But they are proud of a legacy that they hope will continue. In the mid-1990s, the Tango Tubes signed with Verve Records, which had a reputation for releasing artists that were underground. (They were also signed to Epic Records in the 1980s that did not last. But that's another story.)
The Tango Tubes, with their music, were something special. They had a unique sound that had a funky, jazzy feel, making it a bit more modern than other bands of the time. But they also had a distinct sound that was reminiscent of jazz of the 1950s and early 1960s.
"I think we were an interesting style of jazz band with a particular sound," says drummer Billy Tipton, who also played in the seminal jazz band the Moonglows.

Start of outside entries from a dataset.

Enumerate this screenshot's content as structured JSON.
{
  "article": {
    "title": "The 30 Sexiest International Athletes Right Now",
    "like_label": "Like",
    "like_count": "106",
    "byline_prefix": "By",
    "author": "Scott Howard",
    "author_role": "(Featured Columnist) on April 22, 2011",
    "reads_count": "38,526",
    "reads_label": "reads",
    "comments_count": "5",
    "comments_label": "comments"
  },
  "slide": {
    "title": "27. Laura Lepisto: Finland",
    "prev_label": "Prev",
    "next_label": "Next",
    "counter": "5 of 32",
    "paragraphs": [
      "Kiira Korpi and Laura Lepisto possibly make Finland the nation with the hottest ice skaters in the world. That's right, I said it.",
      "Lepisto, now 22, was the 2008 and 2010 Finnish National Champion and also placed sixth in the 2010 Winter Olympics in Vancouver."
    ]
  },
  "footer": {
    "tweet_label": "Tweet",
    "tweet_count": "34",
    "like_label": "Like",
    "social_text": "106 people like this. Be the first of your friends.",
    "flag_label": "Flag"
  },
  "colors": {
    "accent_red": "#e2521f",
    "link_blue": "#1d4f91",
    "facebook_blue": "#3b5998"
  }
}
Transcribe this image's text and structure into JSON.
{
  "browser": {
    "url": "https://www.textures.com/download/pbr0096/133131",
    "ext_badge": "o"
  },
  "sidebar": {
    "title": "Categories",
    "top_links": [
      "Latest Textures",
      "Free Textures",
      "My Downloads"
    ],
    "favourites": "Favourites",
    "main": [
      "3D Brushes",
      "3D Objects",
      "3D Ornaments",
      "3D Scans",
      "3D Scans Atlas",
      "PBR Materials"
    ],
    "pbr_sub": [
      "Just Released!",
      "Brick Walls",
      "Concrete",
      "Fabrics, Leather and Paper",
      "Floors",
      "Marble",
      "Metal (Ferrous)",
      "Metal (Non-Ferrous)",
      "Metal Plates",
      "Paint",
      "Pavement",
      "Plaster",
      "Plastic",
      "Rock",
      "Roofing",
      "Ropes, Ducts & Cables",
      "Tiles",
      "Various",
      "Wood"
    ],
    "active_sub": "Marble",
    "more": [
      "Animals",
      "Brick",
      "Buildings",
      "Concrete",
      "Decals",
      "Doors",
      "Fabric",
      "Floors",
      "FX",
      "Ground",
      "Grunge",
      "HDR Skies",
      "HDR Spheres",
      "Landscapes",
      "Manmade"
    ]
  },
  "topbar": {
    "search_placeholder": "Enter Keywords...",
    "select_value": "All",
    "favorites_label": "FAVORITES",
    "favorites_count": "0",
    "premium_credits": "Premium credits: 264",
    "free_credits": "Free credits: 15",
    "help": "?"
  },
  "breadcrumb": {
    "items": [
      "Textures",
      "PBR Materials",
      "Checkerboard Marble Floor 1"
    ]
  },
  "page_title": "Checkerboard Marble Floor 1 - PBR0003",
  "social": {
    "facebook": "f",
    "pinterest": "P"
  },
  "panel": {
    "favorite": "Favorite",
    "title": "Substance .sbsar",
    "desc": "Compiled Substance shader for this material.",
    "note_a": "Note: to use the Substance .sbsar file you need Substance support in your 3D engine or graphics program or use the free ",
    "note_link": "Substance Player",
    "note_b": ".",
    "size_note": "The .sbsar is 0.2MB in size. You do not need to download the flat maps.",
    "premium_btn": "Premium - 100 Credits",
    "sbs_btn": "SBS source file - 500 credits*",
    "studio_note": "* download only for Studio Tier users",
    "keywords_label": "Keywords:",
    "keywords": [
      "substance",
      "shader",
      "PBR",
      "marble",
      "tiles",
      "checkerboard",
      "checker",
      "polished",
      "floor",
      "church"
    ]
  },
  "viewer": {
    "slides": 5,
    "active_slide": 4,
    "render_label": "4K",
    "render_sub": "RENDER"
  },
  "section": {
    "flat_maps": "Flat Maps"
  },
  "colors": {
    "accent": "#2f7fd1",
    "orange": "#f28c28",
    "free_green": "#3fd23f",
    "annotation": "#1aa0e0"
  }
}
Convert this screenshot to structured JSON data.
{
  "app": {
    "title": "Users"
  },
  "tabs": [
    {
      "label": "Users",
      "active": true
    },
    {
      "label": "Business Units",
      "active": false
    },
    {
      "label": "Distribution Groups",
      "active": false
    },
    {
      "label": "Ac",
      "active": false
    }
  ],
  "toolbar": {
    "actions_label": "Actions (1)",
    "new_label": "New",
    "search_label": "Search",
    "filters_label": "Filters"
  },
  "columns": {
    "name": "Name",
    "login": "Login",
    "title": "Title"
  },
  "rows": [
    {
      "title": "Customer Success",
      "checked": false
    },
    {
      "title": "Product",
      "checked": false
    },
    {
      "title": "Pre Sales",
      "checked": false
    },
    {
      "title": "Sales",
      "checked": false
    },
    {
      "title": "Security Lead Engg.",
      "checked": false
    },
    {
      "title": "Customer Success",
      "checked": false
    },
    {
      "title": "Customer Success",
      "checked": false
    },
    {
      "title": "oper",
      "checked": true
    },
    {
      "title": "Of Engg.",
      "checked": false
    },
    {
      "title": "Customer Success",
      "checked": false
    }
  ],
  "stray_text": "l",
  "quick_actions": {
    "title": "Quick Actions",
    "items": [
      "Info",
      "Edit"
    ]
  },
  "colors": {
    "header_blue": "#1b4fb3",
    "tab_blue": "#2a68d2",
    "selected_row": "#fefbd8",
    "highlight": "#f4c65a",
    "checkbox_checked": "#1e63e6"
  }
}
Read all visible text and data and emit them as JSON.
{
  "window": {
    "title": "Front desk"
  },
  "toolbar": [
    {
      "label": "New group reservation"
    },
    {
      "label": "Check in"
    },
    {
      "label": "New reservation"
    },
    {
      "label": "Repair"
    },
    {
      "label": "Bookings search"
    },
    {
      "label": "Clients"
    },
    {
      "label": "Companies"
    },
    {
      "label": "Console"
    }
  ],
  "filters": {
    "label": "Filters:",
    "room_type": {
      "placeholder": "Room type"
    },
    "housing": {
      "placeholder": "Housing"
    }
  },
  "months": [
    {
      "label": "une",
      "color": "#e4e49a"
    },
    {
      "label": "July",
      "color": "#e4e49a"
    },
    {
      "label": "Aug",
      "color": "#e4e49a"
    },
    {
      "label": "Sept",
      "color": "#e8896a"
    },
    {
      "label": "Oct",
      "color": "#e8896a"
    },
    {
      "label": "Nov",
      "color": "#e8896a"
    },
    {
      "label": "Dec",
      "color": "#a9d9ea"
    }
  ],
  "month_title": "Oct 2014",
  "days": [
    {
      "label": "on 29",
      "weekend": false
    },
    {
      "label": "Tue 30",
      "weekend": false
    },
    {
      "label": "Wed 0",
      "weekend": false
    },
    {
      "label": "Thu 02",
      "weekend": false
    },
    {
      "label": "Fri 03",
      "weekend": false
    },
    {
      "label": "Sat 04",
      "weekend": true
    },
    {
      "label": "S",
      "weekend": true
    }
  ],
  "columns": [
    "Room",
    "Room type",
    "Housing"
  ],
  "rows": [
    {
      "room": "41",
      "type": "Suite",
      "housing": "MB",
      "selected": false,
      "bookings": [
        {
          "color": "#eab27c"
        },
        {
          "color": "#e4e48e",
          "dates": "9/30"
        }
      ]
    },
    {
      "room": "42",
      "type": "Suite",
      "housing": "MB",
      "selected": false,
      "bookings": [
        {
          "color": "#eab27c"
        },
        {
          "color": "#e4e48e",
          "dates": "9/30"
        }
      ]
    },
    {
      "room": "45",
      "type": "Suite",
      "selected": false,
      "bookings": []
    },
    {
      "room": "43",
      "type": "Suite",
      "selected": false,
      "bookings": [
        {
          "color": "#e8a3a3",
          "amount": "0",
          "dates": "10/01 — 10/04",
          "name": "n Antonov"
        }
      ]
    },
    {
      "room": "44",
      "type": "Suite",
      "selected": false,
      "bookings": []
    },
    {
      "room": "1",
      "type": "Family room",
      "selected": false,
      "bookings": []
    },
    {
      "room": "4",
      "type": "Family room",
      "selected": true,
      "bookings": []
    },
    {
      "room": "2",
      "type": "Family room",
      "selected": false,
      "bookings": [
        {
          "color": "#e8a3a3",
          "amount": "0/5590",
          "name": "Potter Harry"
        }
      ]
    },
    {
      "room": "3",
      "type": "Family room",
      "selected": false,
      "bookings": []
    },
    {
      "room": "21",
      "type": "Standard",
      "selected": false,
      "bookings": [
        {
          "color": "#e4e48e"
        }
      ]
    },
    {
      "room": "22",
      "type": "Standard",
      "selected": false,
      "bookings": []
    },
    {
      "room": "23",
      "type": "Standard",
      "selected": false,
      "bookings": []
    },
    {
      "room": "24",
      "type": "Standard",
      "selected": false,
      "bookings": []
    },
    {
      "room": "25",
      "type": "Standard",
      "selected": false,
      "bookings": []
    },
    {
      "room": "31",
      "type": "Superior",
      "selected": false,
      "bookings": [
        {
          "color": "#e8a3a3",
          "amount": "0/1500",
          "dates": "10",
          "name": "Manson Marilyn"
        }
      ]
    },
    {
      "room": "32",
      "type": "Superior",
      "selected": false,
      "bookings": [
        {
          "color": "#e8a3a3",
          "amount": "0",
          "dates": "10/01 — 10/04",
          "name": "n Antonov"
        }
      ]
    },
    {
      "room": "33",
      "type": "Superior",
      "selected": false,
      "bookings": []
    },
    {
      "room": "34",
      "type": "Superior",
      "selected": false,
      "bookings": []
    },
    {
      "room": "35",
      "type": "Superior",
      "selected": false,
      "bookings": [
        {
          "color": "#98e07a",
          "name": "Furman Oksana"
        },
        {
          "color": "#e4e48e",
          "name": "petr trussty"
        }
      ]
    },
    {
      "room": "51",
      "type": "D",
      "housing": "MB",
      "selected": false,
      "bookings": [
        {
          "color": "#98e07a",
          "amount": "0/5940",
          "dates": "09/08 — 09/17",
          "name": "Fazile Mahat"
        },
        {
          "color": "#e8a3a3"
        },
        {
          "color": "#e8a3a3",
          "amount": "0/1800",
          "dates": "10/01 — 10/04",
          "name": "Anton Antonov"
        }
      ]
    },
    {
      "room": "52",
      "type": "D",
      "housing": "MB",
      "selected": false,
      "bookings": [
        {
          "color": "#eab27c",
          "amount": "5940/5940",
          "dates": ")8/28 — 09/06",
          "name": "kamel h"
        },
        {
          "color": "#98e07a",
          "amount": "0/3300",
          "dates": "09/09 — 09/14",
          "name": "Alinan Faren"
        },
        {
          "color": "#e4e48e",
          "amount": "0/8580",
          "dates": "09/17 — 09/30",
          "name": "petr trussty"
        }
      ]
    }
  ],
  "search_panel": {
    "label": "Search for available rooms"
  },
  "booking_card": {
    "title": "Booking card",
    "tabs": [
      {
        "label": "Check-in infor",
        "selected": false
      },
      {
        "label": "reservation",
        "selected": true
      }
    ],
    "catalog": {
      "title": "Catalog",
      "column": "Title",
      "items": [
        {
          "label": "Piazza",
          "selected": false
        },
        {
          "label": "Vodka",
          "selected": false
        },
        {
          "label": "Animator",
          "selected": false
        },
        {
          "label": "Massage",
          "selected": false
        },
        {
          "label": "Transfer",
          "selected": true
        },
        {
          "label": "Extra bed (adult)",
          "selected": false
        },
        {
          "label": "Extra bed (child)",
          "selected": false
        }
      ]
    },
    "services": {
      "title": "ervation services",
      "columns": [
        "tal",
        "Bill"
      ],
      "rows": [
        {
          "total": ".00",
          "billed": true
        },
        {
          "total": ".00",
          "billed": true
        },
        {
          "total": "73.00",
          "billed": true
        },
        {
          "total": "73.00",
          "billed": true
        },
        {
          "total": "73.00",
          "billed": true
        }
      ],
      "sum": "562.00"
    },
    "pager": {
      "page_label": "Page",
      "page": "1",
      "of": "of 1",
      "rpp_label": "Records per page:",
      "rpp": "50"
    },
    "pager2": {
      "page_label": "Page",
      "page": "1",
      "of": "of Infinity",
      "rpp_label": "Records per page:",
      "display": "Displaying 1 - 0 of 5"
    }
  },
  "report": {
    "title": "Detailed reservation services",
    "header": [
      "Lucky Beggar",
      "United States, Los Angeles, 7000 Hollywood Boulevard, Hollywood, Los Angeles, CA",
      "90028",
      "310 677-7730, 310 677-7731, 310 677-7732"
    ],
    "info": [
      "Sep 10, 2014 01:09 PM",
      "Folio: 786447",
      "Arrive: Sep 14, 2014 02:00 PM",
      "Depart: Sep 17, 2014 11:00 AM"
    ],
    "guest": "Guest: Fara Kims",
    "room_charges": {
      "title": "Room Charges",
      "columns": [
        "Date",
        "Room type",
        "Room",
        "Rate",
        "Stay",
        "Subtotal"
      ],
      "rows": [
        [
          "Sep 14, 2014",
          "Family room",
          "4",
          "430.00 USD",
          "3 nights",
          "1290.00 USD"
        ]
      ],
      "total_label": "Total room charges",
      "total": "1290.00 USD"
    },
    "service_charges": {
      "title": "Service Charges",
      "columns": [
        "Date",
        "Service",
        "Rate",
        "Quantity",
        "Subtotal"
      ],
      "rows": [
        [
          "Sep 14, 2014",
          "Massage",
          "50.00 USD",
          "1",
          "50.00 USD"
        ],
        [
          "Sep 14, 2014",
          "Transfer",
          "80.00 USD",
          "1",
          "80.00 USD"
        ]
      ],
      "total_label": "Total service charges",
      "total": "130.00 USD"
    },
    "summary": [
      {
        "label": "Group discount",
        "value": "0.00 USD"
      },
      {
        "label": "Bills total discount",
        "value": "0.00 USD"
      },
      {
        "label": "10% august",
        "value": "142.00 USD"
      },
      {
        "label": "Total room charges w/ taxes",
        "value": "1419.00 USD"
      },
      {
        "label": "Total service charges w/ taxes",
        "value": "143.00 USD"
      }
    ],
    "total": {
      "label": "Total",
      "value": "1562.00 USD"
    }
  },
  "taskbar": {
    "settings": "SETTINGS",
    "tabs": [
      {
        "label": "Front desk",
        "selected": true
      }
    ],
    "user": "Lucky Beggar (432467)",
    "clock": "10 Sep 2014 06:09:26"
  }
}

==== SAMPLE 2 ====
They do not write. They play and talk. It is a jazz form that has been a staple of the American musical landscape since its inception in the 1960s. It is the way to get to know music if you want to take it for granted.
When I first started to play the piano in the early '70s, I was introduced to my first gypsy jazz band by a friend of mine, a young saxophonist. I first became familiar with the style over a period of years when I was invited to jam with a group, the Gypsy Jazz Quartet, while in high school. I didn't become a part of the Gypsy Jazz Quartet for many years, but after college, I asked to rejoin. The band had a new drummer who was also a saxophonist. We jammed for days on end and finally, I became a part of the group.
At this point, I had lost my jazz roots. I knew nothing beyond what had been taught to me before. The jazz I was hearing in the band was the same jazz that made me a jazz musician in the first place. I was learning how to play the jazz of the period which was based on free improvisation, improvisation on the fly. I was looking for something else. After a couple of years in the band, I found gypsy jazz, which gave me a fresh taste of what I was hearing but with a different type of improvisation.
I still remember the first time I heard Gypsy Jazz. It was in early '79. The band had just finished a concert tour in New York. They had played the New York City nightclubs, and after the concert, I went to the hotel room where the band had stayed after the show. I was playing the piano when the doorbell rang. It was the band, and they told me that I had to come up to the hotel to meet them. I had been playing for 10 or 15 minutes when I realized that I wasn't playing the style of gypsy jazz so much as I was playing the style of jazz that I had learned as a child, a style that was in many ways more improvisational than what I was used to hearing in a jazz band. I heard the band play for what seemed like hours and hours. I thought I was in for a long night. As it happened, the music took me straight home, to a place that I had lived in for the previous five years.